• **What is needed**
Report every line in the listing that contains the string "kind".

== Material for this task

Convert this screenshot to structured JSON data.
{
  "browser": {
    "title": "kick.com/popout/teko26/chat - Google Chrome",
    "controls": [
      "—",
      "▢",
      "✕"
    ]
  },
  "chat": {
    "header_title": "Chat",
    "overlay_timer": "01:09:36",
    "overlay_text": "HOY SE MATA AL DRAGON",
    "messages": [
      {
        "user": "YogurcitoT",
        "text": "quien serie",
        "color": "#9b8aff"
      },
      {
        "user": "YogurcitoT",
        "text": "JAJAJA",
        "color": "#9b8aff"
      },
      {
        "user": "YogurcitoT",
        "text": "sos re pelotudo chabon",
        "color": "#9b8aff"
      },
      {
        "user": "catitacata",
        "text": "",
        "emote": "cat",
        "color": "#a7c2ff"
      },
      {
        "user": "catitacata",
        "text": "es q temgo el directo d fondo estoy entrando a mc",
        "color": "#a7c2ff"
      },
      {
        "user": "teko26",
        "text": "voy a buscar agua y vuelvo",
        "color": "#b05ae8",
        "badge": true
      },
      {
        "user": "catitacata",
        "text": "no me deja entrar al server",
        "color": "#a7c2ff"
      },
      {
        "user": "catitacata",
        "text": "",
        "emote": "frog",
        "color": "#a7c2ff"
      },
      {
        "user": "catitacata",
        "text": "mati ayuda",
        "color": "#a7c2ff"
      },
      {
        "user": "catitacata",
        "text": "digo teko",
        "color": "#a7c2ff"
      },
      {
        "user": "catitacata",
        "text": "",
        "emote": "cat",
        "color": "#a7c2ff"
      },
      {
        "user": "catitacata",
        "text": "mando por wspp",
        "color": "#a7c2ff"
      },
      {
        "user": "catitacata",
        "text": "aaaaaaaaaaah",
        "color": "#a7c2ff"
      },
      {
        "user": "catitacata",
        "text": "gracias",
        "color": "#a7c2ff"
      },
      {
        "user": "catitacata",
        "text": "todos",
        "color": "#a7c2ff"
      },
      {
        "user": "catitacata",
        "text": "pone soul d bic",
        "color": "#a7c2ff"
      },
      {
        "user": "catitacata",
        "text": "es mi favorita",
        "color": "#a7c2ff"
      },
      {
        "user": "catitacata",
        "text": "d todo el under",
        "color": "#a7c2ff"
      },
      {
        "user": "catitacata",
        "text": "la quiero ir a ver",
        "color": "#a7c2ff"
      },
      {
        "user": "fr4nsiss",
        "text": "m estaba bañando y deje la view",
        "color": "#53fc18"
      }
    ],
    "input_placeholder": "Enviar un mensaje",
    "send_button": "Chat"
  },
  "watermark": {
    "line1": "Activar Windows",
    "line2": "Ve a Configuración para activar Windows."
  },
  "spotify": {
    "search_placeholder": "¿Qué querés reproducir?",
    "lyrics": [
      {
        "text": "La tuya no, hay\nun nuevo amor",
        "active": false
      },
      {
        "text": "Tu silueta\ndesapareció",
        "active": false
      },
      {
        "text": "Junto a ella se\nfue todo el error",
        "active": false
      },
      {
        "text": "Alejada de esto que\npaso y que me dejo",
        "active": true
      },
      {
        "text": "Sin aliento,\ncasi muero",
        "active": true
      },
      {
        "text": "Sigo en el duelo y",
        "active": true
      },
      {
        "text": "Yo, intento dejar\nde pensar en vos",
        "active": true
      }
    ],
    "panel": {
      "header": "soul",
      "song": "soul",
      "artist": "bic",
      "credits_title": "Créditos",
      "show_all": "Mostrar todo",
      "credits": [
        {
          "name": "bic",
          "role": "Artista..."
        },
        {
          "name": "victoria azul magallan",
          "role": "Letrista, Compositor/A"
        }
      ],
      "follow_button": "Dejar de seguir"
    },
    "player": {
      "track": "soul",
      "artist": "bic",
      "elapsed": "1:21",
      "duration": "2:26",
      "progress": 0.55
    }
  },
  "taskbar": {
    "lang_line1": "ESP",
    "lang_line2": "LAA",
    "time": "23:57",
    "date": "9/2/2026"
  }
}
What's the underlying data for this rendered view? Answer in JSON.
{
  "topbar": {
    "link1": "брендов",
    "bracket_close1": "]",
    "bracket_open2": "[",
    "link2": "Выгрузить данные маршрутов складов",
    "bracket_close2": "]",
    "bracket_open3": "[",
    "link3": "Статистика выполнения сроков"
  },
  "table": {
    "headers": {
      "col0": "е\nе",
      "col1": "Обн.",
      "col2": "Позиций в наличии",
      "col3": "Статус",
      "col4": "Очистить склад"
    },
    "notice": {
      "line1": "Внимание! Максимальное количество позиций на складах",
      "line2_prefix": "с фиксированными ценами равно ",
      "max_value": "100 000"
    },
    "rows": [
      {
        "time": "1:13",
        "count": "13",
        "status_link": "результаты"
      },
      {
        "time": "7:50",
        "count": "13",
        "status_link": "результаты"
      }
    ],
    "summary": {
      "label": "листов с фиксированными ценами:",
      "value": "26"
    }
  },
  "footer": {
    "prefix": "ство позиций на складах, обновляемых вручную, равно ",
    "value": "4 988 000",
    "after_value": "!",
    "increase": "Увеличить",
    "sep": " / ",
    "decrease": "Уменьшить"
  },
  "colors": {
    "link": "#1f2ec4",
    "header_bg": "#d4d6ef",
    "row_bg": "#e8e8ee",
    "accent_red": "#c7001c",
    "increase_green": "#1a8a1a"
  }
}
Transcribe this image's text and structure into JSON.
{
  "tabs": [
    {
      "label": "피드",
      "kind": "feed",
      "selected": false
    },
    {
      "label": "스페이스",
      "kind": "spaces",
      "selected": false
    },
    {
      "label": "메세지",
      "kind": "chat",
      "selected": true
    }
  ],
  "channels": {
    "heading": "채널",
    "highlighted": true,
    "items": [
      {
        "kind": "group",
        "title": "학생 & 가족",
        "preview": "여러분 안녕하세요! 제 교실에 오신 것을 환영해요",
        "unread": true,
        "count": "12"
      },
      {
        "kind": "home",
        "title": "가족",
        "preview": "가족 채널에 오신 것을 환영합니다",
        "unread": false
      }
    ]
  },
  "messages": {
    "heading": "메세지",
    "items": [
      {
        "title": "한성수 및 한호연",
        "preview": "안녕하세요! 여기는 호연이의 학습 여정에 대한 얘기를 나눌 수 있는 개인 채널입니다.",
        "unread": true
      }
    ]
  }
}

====

• **Response area**
      "kind": "feed",
      "kind": "spaces",
      "kind": "chat",
        "kind": "group",
        "kind": "home",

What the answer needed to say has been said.